## What you need to do
Please tally every line in the listing below where the word "Flow" appears, then give the number and nothing more.
__________
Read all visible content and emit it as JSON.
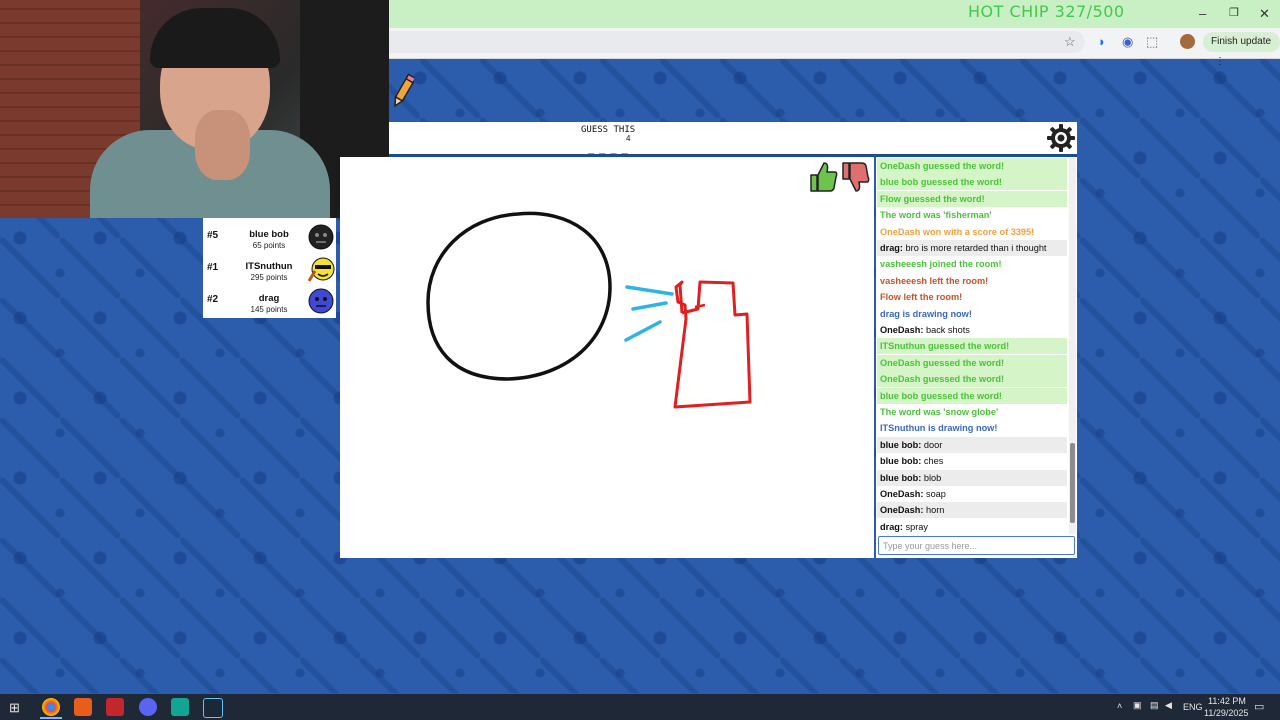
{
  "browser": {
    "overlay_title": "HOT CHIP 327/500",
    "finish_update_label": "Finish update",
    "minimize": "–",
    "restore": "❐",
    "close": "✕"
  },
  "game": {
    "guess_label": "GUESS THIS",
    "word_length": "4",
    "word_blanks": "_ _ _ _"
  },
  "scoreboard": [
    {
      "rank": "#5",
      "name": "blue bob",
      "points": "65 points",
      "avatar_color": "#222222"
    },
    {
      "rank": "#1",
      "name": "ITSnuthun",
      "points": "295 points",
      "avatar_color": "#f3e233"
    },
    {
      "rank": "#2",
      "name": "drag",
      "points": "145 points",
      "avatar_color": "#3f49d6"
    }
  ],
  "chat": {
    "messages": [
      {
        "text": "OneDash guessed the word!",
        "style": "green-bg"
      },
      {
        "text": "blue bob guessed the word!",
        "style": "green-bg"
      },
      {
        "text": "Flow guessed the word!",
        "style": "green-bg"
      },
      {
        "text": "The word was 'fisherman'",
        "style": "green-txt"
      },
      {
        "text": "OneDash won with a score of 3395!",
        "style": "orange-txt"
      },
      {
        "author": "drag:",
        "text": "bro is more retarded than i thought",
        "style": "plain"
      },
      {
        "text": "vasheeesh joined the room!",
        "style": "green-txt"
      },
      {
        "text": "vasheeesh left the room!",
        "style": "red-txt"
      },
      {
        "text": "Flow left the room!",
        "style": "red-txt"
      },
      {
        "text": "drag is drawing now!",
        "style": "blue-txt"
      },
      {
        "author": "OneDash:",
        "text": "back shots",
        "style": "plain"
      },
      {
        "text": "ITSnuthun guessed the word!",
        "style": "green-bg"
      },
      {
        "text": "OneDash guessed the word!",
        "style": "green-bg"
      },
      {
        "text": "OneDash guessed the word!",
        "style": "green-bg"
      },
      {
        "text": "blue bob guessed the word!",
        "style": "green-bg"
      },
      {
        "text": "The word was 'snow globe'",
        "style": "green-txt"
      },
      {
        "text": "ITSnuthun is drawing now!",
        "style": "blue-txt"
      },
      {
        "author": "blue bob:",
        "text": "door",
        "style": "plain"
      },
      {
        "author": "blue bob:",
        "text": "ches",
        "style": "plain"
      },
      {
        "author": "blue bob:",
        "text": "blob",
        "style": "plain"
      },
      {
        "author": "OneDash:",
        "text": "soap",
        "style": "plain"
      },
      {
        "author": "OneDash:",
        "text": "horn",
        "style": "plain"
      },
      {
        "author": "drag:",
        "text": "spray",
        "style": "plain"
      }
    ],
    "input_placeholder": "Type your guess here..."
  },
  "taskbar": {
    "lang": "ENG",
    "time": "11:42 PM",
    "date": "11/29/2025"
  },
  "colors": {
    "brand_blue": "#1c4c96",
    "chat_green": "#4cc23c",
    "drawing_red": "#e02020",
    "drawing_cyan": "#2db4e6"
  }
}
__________
## Task answer
2